Records from a data collection:
========

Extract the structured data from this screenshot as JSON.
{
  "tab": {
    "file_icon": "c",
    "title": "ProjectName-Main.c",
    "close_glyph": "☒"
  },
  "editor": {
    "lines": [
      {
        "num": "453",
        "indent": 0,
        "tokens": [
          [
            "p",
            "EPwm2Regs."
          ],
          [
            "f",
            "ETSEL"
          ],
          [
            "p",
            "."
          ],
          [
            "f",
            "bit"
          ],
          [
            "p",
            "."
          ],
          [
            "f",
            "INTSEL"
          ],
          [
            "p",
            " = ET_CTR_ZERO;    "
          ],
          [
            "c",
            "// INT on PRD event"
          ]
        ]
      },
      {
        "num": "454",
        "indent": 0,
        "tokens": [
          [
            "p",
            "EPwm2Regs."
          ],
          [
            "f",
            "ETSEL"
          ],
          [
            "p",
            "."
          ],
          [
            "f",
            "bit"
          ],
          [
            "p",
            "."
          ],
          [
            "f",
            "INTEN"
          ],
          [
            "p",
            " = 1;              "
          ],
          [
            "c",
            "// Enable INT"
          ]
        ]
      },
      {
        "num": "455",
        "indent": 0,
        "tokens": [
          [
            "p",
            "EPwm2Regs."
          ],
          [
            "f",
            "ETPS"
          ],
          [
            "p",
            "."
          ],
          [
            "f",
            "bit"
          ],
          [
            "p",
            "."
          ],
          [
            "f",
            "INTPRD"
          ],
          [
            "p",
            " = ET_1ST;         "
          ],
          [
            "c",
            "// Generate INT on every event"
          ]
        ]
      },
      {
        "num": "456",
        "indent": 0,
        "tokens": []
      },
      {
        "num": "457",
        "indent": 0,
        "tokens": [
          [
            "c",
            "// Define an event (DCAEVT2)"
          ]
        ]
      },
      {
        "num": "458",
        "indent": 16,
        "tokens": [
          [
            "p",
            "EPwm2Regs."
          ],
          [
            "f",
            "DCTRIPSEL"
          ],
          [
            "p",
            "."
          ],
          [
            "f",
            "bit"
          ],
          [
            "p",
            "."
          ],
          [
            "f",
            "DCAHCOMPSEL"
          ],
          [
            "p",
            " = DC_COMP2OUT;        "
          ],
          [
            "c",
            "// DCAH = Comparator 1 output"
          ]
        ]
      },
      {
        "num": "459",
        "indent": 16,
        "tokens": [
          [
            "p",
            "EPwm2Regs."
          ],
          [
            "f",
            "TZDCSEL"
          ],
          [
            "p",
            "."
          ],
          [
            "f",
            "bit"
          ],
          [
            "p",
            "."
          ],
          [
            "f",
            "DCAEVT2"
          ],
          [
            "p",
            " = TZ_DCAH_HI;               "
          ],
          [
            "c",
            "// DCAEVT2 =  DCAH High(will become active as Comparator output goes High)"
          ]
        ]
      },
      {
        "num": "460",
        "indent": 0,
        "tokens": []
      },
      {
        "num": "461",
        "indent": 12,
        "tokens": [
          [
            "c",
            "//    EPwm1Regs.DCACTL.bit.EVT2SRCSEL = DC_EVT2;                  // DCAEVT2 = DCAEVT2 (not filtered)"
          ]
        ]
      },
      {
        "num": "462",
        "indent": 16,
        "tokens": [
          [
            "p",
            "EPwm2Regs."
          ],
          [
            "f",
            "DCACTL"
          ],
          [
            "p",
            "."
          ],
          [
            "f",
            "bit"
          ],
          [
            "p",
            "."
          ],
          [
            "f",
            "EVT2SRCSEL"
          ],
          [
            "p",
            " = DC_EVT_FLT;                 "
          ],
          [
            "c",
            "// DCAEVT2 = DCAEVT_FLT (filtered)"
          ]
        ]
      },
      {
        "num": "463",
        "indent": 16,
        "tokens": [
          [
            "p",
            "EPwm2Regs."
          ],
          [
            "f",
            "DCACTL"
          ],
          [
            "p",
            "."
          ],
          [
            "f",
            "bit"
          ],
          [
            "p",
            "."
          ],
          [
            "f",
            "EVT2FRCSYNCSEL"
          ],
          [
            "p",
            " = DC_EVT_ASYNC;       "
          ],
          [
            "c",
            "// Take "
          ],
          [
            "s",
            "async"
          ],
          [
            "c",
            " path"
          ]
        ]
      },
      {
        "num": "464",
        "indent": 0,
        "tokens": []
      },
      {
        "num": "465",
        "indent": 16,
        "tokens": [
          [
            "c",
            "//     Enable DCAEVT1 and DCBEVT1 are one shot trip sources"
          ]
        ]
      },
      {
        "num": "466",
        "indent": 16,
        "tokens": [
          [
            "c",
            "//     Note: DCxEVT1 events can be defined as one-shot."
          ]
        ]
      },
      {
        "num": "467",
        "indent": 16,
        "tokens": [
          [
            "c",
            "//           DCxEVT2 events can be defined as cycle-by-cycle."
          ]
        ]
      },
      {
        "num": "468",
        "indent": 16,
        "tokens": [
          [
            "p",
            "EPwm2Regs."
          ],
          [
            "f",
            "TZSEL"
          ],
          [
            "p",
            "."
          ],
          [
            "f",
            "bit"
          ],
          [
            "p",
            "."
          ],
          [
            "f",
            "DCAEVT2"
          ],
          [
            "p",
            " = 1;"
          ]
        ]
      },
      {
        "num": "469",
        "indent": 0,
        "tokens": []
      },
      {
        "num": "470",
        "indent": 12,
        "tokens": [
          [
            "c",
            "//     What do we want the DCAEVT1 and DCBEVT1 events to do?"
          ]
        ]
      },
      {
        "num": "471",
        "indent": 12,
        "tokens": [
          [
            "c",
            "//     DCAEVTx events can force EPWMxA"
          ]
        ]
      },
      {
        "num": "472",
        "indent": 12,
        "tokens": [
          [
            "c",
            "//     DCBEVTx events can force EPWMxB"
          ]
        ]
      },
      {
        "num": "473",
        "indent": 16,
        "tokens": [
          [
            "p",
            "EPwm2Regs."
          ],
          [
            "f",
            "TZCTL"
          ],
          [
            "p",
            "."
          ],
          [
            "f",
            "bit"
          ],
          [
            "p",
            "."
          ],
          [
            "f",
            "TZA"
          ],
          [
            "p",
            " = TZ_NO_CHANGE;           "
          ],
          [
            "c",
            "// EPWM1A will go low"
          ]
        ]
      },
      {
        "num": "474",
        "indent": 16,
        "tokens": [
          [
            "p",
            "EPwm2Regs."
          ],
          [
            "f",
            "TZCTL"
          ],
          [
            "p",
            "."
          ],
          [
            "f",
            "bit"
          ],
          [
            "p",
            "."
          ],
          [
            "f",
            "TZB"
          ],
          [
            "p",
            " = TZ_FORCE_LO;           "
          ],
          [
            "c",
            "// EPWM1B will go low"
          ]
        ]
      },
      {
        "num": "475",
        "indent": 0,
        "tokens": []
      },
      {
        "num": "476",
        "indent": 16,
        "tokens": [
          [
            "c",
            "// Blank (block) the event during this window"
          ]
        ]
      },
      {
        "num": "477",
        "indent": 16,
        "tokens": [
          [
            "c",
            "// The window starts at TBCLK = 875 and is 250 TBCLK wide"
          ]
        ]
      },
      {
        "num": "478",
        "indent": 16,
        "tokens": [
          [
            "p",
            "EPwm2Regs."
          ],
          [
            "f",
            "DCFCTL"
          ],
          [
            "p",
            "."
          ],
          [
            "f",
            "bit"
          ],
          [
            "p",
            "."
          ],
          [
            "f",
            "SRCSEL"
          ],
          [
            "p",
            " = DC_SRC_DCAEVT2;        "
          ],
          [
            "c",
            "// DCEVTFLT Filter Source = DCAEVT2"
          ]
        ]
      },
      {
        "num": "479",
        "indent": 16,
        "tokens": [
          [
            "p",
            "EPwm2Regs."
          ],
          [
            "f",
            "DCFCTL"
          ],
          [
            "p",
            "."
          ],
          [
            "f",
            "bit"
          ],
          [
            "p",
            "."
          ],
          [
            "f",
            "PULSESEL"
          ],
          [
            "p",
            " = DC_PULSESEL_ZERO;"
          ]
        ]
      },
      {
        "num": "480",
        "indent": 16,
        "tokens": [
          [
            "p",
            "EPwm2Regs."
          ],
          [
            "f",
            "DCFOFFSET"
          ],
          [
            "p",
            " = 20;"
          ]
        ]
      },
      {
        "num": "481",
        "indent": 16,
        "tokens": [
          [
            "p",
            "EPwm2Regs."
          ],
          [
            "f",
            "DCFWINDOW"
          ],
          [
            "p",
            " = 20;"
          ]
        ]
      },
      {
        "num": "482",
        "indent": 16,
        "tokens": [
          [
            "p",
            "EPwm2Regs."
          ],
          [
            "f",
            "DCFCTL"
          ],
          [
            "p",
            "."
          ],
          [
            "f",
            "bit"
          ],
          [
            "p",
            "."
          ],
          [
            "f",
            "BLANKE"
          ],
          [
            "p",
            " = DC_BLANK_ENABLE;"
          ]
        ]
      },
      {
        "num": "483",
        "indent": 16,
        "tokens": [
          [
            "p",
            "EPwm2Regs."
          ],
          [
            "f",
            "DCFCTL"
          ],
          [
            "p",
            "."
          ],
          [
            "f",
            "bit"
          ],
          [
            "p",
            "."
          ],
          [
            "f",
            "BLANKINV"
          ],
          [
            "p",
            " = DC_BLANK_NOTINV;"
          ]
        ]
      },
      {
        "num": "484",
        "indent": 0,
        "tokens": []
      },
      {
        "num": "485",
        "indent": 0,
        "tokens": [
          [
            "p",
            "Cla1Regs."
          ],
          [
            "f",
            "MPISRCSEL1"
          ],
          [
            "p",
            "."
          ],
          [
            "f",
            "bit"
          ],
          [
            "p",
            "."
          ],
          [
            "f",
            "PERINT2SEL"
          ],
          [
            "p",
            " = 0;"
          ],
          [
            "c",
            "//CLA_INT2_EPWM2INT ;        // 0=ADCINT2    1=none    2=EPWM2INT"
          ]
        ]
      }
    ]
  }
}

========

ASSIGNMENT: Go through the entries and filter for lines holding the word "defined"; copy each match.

WRITTEN SOLUTION:
            "//     Note: DCxEVT1 events can be defined as one-shot."
            "//           DCxEVT2 events can be defined as cycle-by-cycle."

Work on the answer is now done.